_Records provided:_
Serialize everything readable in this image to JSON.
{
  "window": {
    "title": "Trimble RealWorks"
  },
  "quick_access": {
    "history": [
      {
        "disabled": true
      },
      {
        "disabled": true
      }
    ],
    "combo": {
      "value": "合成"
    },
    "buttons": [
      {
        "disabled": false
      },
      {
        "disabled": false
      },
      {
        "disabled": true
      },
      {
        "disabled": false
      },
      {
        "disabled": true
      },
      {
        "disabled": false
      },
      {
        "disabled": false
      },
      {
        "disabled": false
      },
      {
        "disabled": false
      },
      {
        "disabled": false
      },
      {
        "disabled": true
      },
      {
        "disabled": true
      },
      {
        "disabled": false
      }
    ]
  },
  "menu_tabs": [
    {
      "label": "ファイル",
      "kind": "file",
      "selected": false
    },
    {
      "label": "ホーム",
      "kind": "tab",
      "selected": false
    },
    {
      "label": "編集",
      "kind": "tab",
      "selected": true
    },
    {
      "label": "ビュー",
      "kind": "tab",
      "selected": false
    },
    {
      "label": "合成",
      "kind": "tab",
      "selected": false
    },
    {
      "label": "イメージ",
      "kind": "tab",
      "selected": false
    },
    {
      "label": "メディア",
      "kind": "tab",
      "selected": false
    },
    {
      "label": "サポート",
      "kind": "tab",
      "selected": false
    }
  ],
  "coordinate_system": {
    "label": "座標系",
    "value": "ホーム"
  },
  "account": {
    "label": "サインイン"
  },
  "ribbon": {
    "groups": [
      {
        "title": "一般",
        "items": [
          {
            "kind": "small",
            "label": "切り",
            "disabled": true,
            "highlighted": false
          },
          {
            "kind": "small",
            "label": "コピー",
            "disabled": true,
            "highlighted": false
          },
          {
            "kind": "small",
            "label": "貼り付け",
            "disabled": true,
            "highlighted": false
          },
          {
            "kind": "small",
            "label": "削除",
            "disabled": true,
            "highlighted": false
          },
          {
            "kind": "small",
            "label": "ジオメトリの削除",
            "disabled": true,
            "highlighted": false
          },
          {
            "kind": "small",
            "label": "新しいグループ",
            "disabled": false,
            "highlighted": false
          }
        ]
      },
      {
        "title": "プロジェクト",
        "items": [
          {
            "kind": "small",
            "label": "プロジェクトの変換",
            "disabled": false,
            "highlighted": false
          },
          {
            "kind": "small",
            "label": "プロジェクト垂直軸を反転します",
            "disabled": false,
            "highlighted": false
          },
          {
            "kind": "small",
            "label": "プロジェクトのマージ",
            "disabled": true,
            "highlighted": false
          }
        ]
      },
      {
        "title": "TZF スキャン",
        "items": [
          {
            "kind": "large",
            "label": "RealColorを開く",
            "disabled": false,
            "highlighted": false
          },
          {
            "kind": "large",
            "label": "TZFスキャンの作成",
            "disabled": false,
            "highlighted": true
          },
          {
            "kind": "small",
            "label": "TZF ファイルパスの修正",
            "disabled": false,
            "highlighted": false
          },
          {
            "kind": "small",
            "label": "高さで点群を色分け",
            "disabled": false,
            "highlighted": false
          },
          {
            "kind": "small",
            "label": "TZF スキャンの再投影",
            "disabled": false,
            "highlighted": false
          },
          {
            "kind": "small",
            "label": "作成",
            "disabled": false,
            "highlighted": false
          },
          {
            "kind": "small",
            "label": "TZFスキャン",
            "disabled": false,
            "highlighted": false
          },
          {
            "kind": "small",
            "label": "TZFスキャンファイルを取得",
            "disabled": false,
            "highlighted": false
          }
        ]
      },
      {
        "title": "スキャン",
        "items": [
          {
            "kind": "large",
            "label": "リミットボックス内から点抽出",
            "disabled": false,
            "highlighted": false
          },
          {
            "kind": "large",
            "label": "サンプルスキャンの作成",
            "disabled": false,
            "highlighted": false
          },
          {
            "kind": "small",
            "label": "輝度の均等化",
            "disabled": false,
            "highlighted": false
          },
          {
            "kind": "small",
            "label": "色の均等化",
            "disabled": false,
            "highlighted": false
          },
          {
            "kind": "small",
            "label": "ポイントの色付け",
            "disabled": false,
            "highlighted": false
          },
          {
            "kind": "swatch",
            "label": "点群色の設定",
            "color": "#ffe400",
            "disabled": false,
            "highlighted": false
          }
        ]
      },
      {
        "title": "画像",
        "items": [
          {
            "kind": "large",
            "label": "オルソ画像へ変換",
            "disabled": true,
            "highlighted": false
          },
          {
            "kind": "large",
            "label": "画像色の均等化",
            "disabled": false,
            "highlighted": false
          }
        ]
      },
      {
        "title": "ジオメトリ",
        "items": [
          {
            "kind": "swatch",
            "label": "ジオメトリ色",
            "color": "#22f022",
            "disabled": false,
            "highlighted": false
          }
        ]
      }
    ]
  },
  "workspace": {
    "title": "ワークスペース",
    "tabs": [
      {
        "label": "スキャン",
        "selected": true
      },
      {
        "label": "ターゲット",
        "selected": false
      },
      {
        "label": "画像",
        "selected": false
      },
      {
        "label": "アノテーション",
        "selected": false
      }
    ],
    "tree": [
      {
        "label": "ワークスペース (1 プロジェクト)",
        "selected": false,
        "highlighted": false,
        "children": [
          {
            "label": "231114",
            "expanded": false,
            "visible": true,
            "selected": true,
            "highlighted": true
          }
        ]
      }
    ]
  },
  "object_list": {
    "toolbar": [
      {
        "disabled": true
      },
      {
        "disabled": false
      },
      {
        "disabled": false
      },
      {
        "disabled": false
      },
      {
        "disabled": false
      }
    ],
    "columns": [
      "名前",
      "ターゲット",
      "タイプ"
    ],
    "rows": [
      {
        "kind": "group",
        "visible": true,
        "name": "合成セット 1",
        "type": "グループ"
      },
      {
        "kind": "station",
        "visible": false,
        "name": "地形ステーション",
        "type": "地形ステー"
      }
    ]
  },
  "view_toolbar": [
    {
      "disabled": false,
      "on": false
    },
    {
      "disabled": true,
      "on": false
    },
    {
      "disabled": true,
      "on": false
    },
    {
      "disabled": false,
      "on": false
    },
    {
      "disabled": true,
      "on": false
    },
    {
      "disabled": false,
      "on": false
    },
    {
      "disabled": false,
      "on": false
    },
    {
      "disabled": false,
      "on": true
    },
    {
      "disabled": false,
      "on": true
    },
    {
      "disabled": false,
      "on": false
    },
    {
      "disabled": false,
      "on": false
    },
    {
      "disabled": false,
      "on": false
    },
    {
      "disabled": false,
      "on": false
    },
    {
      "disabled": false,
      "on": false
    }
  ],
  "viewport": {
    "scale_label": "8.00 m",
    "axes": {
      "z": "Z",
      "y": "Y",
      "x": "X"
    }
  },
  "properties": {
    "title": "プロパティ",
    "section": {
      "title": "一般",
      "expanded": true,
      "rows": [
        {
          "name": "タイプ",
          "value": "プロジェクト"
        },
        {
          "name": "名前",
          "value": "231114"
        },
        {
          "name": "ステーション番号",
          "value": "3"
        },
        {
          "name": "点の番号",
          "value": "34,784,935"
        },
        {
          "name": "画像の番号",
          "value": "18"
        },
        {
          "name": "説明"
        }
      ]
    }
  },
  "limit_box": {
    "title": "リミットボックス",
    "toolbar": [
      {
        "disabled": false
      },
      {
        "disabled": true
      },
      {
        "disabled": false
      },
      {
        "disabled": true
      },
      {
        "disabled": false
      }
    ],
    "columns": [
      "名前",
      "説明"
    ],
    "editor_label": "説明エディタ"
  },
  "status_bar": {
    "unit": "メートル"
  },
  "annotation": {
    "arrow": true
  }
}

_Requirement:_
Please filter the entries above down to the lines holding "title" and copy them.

_Response box:_
    "title": "Trimble RealWorks"
        "title": "一般",
        "title": "プロジェクト",
        "title": "TZF スキャン",
        "title": "スキャン",
        "title": "画像",
        "title": "ジオメトリ",
    "title": "ワークスペース",
    "title": "プロパティ",
      "title": "一般",
    "title": "リミットボックス",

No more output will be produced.